When he found his way to Miluda in the late evening, he discovered that she had been set to mind a water bowl—checking the surface for ripples in the hopes they could suss out sappers. He’d scolded her over something or another—for having failed to tell him where she was or for having let herself be alone. He had again and again stressed to her that there were men who would have bad designs on a girl of her years, and he had never listened to her firm “I knows” as he ought. After whatever lecture it had been, she’d told him that he could go hang himself so far as she was concerned, and they were on the outs for a full half of an hour until she came to drag him to supper.

When they ate together that night it had been at a time when there was still bread enough for them both to have a slice. There’d been meat even a week prior, and Miluda had been boiling the bones ever since with whatever common weeds she could scavenge: chickweed and lambs’ foot—the sort of stuff that tasted entirely of grass. The meal had been almost unremarkable. They were housed in an inn that the Dead Men had been occupying ever since the first week of the siege, and were it not for the scent of powderworks and magic outside, Wiegraf could almost pretend they were not so far removed from the days when they had a home.

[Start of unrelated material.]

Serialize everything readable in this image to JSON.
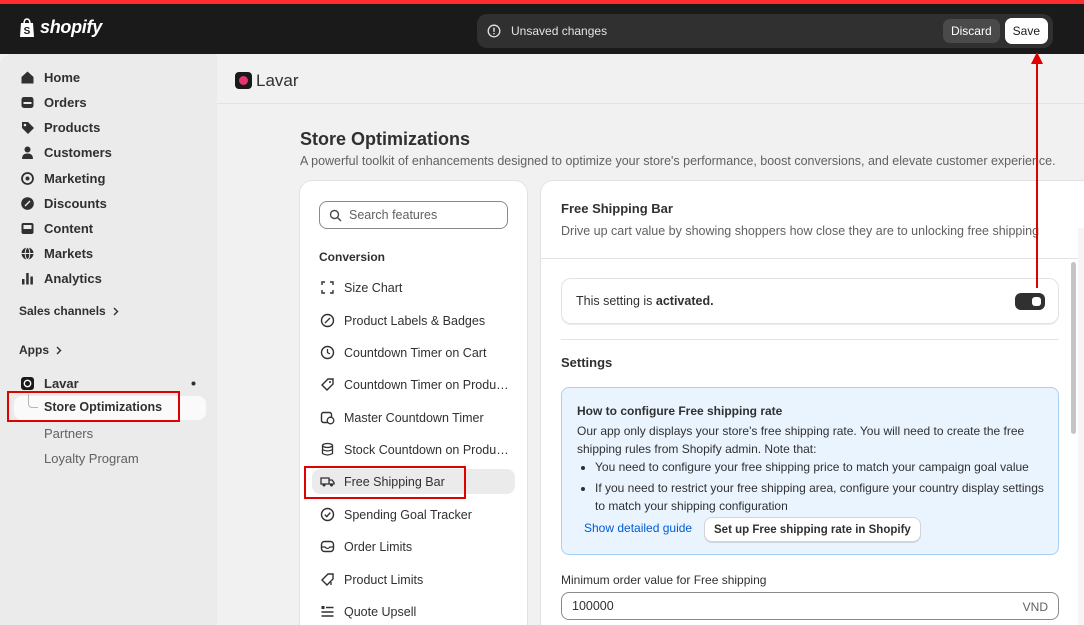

She could not have known what he had done, and he could never have told her. When they parted for the evening, Wiegraf did not sleep, alternating restlessly the whole night between thoughts that he had greatly wronged General Beoulve’s son and thoughts that he should have wronged him more thoroughly.